Formaldehyde from Urea?

I was wondering if it is possible to make formaldehyde (1) from urea (2).

I noticed that they have a similar structure, but the two hydrogen atoms in formaldehyde are replaced with two amide groups in urea. Would it be possible to remove those groups and replace them with hydrogen?

• Technically yes, but it would require much more than one step. – Jan Nov 3 '16 at 18:31
• Do you have any suggestions? – Martin Nov 3 '16 at 22:52

This is more a proposition than an answer but after a lot of search on the net, in publications and also with the help of @orthocresol, @Jan and @jerepierre, I propose a reaction that will work. Also the question ask is really unusual, because it is obviously awfull to want to synthetize formaldehyde from urea.

You will find first in this "answer" the best way we found to make it. When I'll have time, I'll add all ideas I had and explain why it was not a good point.

A good question raised by this question is, "is it possible to "cut" the $\ce{C-N}$ bond to replace it by a $\ce{C-H}$ bond?" and if possible in one step. For the moment nobody knows.

The best way we found :

For the moment I can't explain you why I chose to make the N-alkylation but I know I got it in many of my organic chemistry lessons that this groupement will leave the molecule involving LAH so I wanted to do that. Also we are not at one more step from urea to get formaldehyde.

For the other part formaldehyde is much more reactive than the amide function because on the "diamide" both lone pair of nitrogen atoms are involve in mesomeric forms with the oxygen. Then the carbon is really not electrophilic and LAH will react then one the most reactive function in the reactor which will be the aldehyde.

And then the Formox process because it is use in the industry so I'm sure it will work.

After you will find ideas I had but that won't work too. I'll explain as much as as possible when it will be possible. Sometime it will be only because by experiments nobody have ever succeeded to do it.

This one won't work, one of us, I don't remember who didn't find anything in SciFinder about the possibility to make Eschweiler-Clarke reaction from an amide and especially urea.

This is really awfully awkward because you need formaldehyde itself to make the synthesis of formaldehyde. I was not thinking at that when I start but few minutes later it appears to me that I haven't realize before ^^

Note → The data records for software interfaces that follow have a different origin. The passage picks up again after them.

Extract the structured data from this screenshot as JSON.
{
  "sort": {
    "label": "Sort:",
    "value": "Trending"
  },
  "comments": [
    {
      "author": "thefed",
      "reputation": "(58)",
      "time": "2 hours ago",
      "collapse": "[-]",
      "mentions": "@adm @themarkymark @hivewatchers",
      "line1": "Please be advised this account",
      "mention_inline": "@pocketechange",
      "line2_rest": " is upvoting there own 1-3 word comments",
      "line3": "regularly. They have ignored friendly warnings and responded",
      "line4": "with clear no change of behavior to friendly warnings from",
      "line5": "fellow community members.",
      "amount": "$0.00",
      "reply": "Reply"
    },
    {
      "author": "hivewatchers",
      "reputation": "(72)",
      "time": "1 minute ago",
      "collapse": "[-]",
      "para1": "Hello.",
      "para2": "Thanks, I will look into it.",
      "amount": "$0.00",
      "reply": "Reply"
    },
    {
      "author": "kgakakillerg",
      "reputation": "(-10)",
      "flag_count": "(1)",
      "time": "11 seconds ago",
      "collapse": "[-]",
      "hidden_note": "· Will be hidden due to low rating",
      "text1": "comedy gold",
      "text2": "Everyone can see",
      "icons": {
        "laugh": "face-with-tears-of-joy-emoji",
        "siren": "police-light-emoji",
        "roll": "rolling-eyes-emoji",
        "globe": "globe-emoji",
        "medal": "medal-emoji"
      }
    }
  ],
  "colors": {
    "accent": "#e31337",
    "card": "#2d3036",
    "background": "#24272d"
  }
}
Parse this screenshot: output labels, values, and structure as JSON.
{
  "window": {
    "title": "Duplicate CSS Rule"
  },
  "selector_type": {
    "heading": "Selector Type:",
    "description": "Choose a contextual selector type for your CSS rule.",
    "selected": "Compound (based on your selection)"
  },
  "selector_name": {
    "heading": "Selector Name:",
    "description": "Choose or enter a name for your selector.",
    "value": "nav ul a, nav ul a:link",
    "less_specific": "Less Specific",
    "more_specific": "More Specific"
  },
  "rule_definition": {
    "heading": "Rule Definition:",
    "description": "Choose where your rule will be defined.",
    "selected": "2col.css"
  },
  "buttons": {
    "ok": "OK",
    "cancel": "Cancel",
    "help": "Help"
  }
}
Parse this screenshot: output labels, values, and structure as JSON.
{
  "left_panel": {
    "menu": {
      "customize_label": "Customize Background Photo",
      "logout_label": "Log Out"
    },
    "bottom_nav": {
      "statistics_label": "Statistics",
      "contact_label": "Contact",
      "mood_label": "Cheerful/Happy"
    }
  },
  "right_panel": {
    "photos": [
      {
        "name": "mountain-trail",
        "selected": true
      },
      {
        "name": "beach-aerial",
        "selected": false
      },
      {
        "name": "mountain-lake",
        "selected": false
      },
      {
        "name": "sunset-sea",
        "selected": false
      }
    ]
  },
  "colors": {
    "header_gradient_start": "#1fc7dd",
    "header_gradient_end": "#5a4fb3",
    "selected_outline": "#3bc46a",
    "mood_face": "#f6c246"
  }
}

At the begining I thought it was great to use $\ce{HCl}$ in excess with $\ce{NaNO_2}$ and then get the carbonic acid $\ce{HO(CO)OH}$, because there is nice ways to reduce this acid and its derivatives but just one time. You can find informations in this publication. But when you have $\ce{H(CO)OH}$ I have really no idea of what to do, even $\ce{LiAlH_4}$ won't work. So at the moment I just have the first possible reaction.

Well also in terms of atoms economy using urea to synthetise formaldehyde is absolutely awkward too.

I hope you find some fun here, I keep thinking about it but it looks to be tricky. Have a good day.

• Eschweiler-Clarke is typically for amines, not amide-type nitrogens. Is there reference for this? How is the formaldehyde not going to be reduced by LAH? – jerepierre Nov 10 '16 at 21:19
• @jerepierre This is not an answer as one can understand "answer" this is a proposition. I'm only a chemical engineering student. But I have this reaction in my organic lesson and this is not write anything about "R" in "R-NH2" so I can't answer you. If you use the correct amount of LAH things must work. However I'm note sure if it is possible to reduce formaldehyde with LAH. – ParaH2 Nov 10 '16 at 21:27
• @jerepierre what do you think so if I do first a Wittig to "protect" the ketone function, I do my to steps like I did and at this HCl to remove all the LAH and after ozonolisis ? – ParaH2 Nov 10 '16 at 21:32
• @jerepierre I am guessing that he is banking on the tetrahedral intermediate being stable enough (a la Weinreb amide) such that aq workup protonates it to form a hemiaminal & destroys the excess LAH. I don't really buy it though. Reaxys has nothing on this transformation. I agree that Eschweiler-Clarke is odd here. Someone I know used to methylate carbamates with NaH/MeI. – orthocresol Nov 10 '16 at 21:35
• @9-BBN The Eschweiler-Clarke reference is sufficient to make me believe that part might work. However, the reduction is extremely speculative. Stopping a reduction at the aldehyde oxidation state is not a generally successful process. Simply controlling the stoichiometry does not work for an ester->aldehyde (over reduced to alcohol), and I have no reason to believe it will work here. I understand this is a proposed synthesis. A good proposed synthesis requires careful thought, consideration of possible ways it may fail, and evidence to support its success. – jerepierre Nov 11 '16 at 0:27